“I can imagine Seoul will hustle to try and bring the two leaders together again because Moon really needs a U.S.-North Korea summit and diplomatic process to happen on the nuclear front in order for him to drive and achieve his peace agenda,” said Duyeon Kim, a visiting senior research fellow at the Korean Peninsula Future Forum in Seoul. “A summit will eventually happen if Pyongyang still wants a summit, shows it still wants a summit, practices restraint, and plays nice before the two leaders meet.”
North Korea hardened its rhetoric toward the U.S. earlier Thursday, lashing out after remarks by Vice President Mike Pence and the White House national security adviser, John Bolton, that had linked the country with Libya. Choe Son Hui, vice-minister of foreign affairs, called Pence “stupid” and a “political dummy,” according to an English-language statement from KCNA.
Trump then issued his own threat in a letter to Kim. “You talk about your nuclear capabilities, but ours are so massive and powerful that I pray to God they will never have to be used,” Trump wrote.
The timing of Trump’s letter may be an additional embarrassment to North Korea, as the country made a show of demolishing its main nuclear-weapons test site earlier on Thursday before a select group of foreign journalists.
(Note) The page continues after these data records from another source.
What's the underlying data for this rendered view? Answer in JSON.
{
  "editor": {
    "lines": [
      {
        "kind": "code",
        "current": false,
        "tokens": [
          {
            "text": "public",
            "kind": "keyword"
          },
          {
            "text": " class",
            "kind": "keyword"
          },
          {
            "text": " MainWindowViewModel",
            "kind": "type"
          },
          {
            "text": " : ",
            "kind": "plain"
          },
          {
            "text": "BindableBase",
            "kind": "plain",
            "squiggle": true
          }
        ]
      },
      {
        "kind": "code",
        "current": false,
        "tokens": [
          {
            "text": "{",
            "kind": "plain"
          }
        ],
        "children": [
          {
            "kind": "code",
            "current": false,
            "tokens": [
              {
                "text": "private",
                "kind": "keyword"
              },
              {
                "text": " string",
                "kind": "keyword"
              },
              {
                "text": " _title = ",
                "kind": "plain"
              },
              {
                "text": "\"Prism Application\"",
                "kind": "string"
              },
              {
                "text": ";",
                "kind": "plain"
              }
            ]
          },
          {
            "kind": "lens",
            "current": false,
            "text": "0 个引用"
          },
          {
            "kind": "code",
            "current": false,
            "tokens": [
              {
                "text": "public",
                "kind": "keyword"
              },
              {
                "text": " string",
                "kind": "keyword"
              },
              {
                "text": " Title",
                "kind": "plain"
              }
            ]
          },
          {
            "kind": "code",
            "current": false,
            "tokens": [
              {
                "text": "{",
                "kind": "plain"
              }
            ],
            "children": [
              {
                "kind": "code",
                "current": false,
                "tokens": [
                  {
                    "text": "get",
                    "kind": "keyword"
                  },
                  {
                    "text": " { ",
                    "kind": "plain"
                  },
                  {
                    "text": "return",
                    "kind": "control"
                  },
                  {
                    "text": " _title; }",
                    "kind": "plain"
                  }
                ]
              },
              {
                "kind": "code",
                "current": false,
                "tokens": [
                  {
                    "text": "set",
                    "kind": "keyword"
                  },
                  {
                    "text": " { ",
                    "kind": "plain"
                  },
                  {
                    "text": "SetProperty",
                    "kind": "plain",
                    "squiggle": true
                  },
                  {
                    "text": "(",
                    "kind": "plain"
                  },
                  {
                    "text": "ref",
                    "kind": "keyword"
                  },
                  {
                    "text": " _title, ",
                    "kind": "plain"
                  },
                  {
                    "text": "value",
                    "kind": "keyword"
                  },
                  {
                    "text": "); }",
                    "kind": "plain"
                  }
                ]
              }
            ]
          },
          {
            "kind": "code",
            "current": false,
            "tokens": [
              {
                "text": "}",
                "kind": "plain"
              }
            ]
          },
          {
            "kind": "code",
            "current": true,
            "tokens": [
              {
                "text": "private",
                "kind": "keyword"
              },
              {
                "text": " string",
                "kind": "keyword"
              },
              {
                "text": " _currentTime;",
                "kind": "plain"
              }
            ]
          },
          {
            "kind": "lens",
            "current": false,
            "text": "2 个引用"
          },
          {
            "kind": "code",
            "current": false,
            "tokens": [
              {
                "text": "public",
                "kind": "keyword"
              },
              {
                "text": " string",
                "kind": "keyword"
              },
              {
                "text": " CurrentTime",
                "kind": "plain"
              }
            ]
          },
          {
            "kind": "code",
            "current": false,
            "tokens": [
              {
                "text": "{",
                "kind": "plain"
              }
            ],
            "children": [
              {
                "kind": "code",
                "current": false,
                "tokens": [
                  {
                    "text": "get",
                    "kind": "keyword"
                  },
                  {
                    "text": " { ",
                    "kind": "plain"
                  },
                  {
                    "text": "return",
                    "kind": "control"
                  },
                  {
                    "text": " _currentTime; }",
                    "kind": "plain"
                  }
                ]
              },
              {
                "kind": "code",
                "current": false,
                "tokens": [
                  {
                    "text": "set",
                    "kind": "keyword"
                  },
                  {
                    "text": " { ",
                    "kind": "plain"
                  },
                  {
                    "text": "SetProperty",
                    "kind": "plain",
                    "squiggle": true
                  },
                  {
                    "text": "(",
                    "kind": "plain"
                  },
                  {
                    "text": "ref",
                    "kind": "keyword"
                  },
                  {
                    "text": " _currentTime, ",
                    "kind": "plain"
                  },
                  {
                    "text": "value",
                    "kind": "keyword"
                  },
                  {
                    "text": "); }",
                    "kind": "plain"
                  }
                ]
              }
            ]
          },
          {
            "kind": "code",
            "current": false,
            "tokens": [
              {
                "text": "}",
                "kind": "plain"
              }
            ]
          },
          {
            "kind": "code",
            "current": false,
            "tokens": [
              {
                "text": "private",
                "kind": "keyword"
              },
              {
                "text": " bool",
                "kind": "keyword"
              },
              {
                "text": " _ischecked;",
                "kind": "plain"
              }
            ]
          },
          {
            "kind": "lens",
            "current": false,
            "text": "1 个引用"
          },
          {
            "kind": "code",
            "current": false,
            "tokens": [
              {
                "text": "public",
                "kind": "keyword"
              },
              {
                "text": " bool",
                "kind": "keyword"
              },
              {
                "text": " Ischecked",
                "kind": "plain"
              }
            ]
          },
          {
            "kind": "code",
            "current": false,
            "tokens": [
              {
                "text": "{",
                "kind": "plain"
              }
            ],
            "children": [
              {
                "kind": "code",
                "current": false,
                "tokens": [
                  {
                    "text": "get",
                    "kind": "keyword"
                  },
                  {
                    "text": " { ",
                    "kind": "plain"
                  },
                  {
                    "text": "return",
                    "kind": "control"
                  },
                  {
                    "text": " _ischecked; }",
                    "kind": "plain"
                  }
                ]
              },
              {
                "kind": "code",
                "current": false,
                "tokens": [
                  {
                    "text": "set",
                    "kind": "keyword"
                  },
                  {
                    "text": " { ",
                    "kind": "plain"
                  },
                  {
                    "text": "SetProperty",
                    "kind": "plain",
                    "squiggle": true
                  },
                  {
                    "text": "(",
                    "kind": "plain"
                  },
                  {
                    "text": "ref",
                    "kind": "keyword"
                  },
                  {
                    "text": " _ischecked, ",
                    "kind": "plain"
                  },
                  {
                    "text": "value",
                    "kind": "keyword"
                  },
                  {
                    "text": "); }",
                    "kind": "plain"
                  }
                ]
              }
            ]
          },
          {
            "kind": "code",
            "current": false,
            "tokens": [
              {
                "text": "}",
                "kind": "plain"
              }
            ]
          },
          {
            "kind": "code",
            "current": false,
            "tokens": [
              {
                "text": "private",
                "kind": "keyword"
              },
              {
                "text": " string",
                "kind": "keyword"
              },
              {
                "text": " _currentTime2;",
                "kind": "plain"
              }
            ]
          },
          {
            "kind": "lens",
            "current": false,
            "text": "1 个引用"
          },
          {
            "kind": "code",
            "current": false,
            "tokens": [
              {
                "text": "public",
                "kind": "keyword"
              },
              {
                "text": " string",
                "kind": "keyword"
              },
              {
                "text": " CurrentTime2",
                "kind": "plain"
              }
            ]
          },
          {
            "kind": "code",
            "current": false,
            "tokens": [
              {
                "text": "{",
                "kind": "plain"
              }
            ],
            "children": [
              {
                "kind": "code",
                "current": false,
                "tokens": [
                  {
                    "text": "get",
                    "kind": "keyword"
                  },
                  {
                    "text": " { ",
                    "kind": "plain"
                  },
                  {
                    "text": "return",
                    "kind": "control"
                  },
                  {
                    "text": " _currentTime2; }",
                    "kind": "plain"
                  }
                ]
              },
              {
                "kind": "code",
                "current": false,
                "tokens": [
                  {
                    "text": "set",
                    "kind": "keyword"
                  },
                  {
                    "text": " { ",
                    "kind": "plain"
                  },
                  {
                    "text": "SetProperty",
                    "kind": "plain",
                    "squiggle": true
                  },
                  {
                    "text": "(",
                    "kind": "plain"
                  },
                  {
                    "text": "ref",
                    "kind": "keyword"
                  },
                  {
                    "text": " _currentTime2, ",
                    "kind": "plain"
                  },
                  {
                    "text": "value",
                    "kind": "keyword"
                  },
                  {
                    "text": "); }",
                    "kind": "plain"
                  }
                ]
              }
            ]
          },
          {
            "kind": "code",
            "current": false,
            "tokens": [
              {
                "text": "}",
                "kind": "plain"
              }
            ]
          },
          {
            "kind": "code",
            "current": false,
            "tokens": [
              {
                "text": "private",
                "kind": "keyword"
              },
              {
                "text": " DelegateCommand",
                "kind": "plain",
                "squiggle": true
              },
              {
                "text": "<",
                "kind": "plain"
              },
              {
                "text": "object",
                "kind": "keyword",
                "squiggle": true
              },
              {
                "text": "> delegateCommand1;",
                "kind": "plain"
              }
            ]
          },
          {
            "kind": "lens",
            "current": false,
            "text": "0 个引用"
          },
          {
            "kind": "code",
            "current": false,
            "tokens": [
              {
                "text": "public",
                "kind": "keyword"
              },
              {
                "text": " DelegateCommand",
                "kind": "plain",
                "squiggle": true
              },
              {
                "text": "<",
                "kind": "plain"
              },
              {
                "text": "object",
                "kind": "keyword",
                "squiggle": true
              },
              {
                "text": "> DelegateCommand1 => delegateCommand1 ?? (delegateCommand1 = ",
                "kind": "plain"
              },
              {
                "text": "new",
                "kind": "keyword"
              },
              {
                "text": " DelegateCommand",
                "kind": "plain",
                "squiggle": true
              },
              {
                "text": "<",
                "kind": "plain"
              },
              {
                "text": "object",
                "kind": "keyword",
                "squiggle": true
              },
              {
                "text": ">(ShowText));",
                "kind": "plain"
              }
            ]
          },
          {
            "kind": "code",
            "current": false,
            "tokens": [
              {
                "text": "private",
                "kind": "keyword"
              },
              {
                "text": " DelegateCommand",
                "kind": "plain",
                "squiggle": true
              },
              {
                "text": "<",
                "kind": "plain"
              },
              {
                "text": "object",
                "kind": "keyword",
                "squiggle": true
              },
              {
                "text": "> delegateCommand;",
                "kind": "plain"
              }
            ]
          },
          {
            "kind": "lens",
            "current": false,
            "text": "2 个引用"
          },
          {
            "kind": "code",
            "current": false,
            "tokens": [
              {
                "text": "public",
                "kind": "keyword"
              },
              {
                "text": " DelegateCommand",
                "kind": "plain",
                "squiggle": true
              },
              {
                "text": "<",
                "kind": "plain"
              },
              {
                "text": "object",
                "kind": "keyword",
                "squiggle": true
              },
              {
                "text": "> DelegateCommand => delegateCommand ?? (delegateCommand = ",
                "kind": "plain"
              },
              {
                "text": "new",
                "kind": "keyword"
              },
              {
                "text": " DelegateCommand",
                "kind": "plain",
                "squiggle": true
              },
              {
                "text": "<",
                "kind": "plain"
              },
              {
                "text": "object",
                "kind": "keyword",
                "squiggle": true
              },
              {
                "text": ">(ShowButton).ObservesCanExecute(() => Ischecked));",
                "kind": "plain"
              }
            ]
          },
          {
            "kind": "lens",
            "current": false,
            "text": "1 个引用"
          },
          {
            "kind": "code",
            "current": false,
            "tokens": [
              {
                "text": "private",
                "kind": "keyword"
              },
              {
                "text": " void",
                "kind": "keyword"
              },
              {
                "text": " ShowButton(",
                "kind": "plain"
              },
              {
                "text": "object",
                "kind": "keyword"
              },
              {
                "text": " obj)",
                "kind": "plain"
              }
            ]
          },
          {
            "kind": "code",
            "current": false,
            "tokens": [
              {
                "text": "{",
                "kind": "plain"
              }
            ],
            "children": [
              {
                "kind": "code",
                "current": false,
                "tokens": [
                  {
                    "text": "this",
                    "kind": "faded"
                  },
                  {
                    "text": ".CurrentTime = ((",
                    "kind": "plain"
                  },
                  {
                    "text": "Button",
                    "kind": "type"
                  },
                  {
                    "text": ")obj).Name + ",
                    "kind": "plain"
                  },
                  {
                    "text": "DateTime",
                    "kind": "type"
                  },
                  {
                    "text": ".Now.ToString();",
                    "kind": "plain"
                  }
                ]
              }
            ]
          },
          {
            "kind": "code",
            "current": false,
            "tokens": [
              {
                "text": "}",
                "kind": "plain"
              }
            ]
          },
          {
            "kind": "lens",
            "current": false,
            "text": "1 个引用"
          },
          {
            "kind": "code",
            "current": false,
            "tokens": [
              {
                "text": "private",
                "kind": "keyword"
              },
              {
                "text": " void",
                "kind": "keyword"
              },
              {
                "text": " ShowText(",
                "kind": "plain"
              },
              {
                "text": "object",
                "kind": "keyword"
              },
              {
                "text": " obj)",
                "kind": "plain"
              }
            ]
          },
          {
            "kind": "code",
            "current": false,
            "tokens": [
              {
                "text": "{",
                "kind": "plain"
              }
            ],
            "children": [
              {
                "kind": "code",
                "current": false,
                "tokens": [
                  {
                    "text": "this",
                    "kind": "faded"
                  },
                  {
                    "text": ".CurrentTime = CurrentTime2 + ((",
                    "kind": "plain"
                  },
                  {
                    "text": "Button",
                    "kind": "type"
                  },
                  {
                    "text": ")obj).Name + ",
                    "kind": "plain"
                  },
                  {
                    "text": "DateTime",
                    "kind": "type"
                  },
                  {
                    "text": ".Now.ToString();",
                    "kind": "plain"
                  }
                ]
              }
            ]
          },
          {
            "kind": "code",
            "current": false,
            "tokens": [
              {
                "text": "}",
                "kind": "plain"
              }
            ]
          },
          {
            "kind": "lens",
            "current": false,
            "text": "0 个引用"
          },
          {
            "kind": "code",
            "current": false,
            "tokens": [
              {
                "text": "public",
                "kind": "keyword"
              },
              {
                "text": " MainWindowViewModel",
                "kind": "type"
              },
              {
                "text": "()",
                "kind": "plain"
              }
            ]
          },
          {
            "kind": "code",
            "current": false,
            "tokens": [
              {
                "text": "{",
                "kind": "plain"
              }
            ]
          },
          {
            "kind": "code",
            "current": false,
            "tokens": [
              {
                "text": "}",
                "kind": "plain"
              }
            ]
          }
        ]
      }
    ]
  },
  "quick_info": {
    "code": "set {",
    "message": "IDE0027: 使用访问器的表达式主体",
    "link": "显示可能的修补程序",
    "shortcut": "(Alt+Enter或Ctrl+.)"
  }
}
The exercise was portrayed as the destruction of tunnels used for all six of North Korea’s nuclear tests, but there was no independent verification that the site was disabled.
The site’s closure doesn’t preclude North Korea from using other potential sites for testing or conducting atmospheric nuclear tests, said Van Jackson, a strategy fellow at the Center for Strategic Studies at Victoria University of Wellington.
“North Korea has reached a point with both its nuke and missile programs that testing isn’t essential,” said Jackson, a former U.S. Department of Defense adviser. “Missile reliability would benefit from more testing, but they have a ‘good enough’ strike capability at this point.”
— With assistance by Andy Sharp, Keith Zhai, Kanga Kong, Nick Wadhams, Margaret Talev, Sam Kim, Toluse Olorunnipa, Colin Keatinge, Heesu Lee, Seyoon Kim, and Kevin Hamlin